Another important thing is that teachers at special school do not see dyslexia as a challenge, they know how to deal with dyslexic learners. They make me feel welcome as I spend more hours with them than at home. The dyslexic learners preferred a special school environment to that of a public school. They explained that the public school environment was not friendly to them and did not allow them to prosper in their academic endeavours.
They pointed out that the public school environment made them feel different from other learners, whereas the special school environment made them feel like normal human beings. They mentioned that in special schools they had the opportunity to interact with other dyslexic learners, something that did not exist in public schools.
Moreover, the special school environment helps me develop a positive self-concept whereas the public school made me feel inferior to other human beings. I am saying this because my academic performance improved while attending a special school. Here, I feel confident and optimistic that I will be able to achieve the academic goals I have set for myself. The results of the study revealed that the relationship between the dyslexic learners and their peers was negative in the public school.
These learners were exposed to ill-treatment by other learners who despised, ridiculed, bullied and undermined them. When dyslectic learners failed to read and write properly, they became objects of ridicule by their classmates who could read and write better than them. This finding is supported by Selvan in Mweli and Kalenga who observed that the majority of learners who experience learning difficulties or are physically disabled have negative experiences within the school environment.
1911 Encyclopædia Britannica/Education
Selvan in his study further observed that these learners were being laughed at by their peers and were labelled and excluded in peer-group tasks and activities assigned in the classroom. This finding is echoed by Bhengu who found that children with disabilities were not easily accepted in regular classes. The finding on the negative relationship between dyslexic learners and their peers is further confirmed by Nugent who observed that dyslexic learners were exposed to distress, failure and in many cases bullying.

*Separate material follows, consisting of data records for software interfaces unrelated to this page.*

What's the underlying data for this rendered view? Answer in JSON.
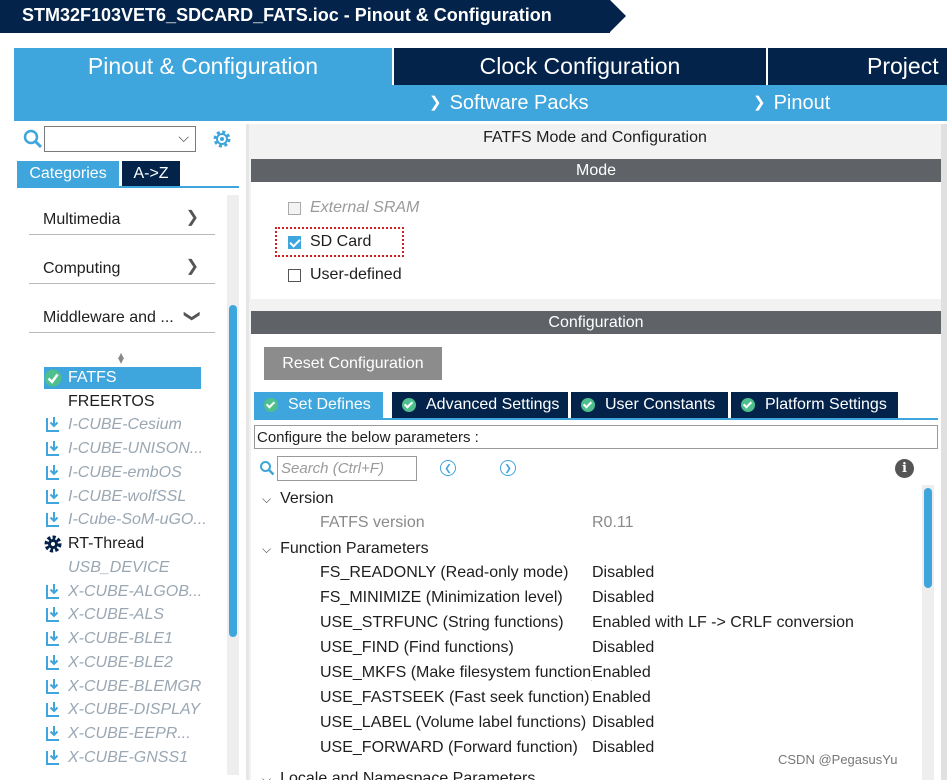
{
  "window": {
    "title": "STM32F103VET6_SDCARD_FATS.ioc - Pinout & Configuration"
  },
  "main_tabs": [
    {
      "label": "Pinout & Configuration",
      "active": true
    },
    {
      "label": "Clock Configuration",
      "active": false
    },
    {
      "label": "Project",
      "active": false
    }
  ],
  "sub_menu": {
    "software_packs": "Software Packs",
    "pinout": "Pinout"
  },
  "left_panel": {
    "search_value": "",
    "tabs": {
      "categories": "Categories",
      "az": "A->Z"
    },
    "categories": [
      {
        "label": "Multimedia",
        "expanded": false
      },
      {
        "label": "Computing",
        "expanded": false
      },
      {
        "label": "Middleware and ...",
        "expanded": true
      }
    ],
    "middleware": [
      {
        "label": "FATFS",
        "state": "enabled"
      },
      {
        "label": "FREERTOS",
        "state": "available"
      },
      {
        "label": "I-CUBE-Cesium",
        "state": "pack"
      },
      {
        "label": "I-CUBE-UNISON...",
        "state": "pack"
      },
      {
        "label": "I-CUBE-embOS",
        "state": "pack"
      },
      {
        "label": "I-CUBE-wolfSSL",
        "state": "pack"
      },
      {
        "label": "I-Cube-SoM-uGO...",
        "state": "pack"
      },
      {
        "label": "RT-Thread",
        "state": "configured"
      },
      {
        "label": "USB_DEVICE",
        "state": "disabled"
      },
      {
        "label": "X-CUBE-ALGOB...",
        "state": "pack"
      },
      {
        "label": "X-CUBE-ALS",
        "state": "pack"
      },
      {
        "label": "X-CUBE-BLE1",
        "state": "pack"
      },
      {
        "label": "X-CUBE-BLE2",
        "state": "pack"
      },
      {
        "label": "X-CUBE-BLEMGR",
        "state": "pack"
      },
      {
        "label": "X-CUBE-DISPLAY",
        "state": "pack"
      },
      {
        "label": "X-CUBE-EEPR...",
        "state": "pack"
      },
      {
        "label": "X-CUBE-GNSS1",
        "state": "pack"
      }
    ]
  },
  "right_panel": {
    "title": "FATFS Mode and Configuration",
    "mode_header": "Mode",
    "mode_options": [
      {
        "label": "External SRAM",
        "checked": false,
        "disabled": true
      },
      {
        "label": "SD Card",
        "checked": true,
        "disabled": false
      },
      {
        "label": "User-defined",
        "checked": false,
        "disabled": false
      }
    ],
    "config_header": "Configuration",
    "reset_button": "Reset Configuration",
    "config_tabs": [
      {
        "label": "Set Defines",
        "active": true
      },
      {
        "label": "Advanced Settings",
        "active": false
      },
      {
        "label": "User Constants",
        "active": false
      },
      {
        "label": "Platform Settings",
        "active": false
      }
    ],
    "param_hint": "Configure the below parameters :",
    "search_placeholder": "Search (Ctrl+F)",
    "groups": {
      "version": {
        "label": "Version",
        "rows": [
          {
            "name": "FATFS version",
            "value": "R0.11"
          }
        ]
      },
      "function_params": {
        "label": "Function Parameters",
        "rows": [
          {
            "name": "FS_READONLY (Read-only mode)",
            "value": "Disabled"
          },
          {
            "name": "FS_MINIMIZE (Minimization level)",
            "value": "Disabled"
          },
          {
            "name": "USE_STRFUNC (String functions)",
            "value": "Enabled with LF -> CRLF conversion"
          },
          {
            "name": "USE_FIND (Find functions)",
            "value": "Disabled"
          },
          {
            "name": "USE_MKFS (Make filesystem function)",
            "value": "Enabled"
          },
          {
            "name": "USE_FASTSEEK (Fast seek function)",
            "value": "Enabled"
          },
          {
            "name": "USE_LABEL (Volume label functions)",
            "value": "Disabled"
          },
          {
            "name": "USE_FORWARD (Forward function)",
            "value": "Disabled"
          }
        ]
      },
      "next_group_label": "Locale and Namespace Parameters"
    }
  },
  "watermark": "CSDN @PegasusYu",
  "colors": {
    "accent": "#3ea5dd",
    "navy": "#03234b",
    "header_gray": "#5f6368"
  }
}
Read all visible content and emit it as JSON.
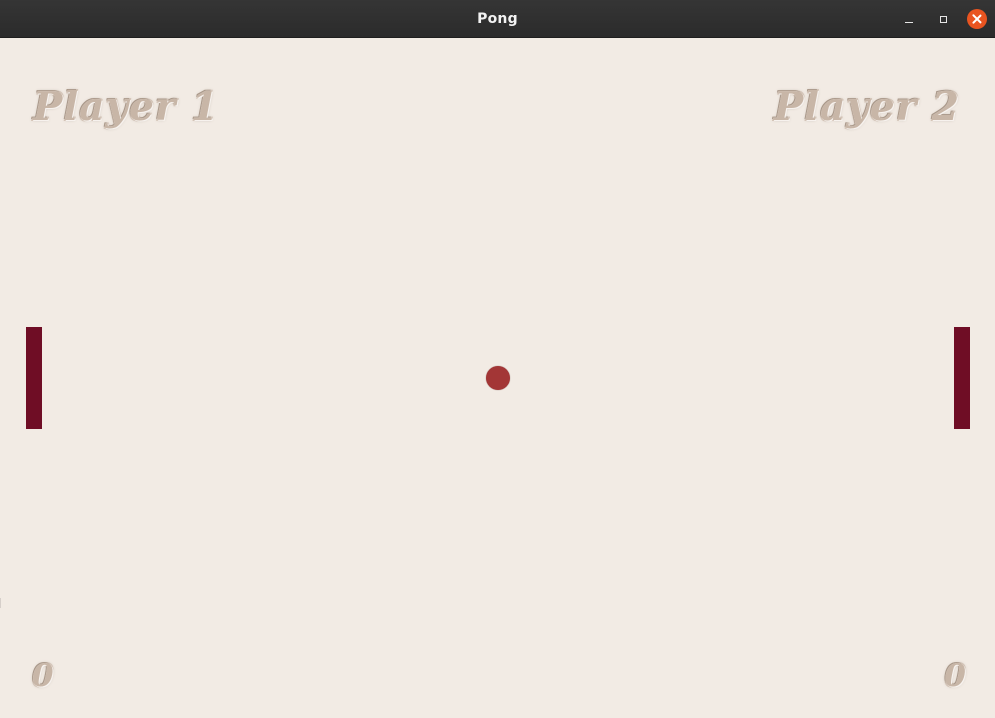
{
  "window": {
    "title": "Pong",
    "controls": {
      "minimize_icon": "minimize-icon",
      "maximize_icon": "maximize-icon",
      "close_icon": "close-icon"
    }
  },
  "game": {
    "player_1_label": "Player 1",
    "player_2_label": "Player 2",
    "player_1_score": "0",
    "player_2_score": "0",
    "colors": {
      "background": "#f2ebe4",
      "paddle": "#6f0d25",
      "ball": "#a33636",
      "label": "#c8b6a7"
    }
  }
}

The results further revealed that because of the suffocating situation the dyslexic learners went through in public schools, they developed a negative self-concept. This finding is echoed by Riddick who argued that as dyslexia affects self-esteem, learners with reading and writing difficulties may develop social and emotional problems, including psychiatric problems.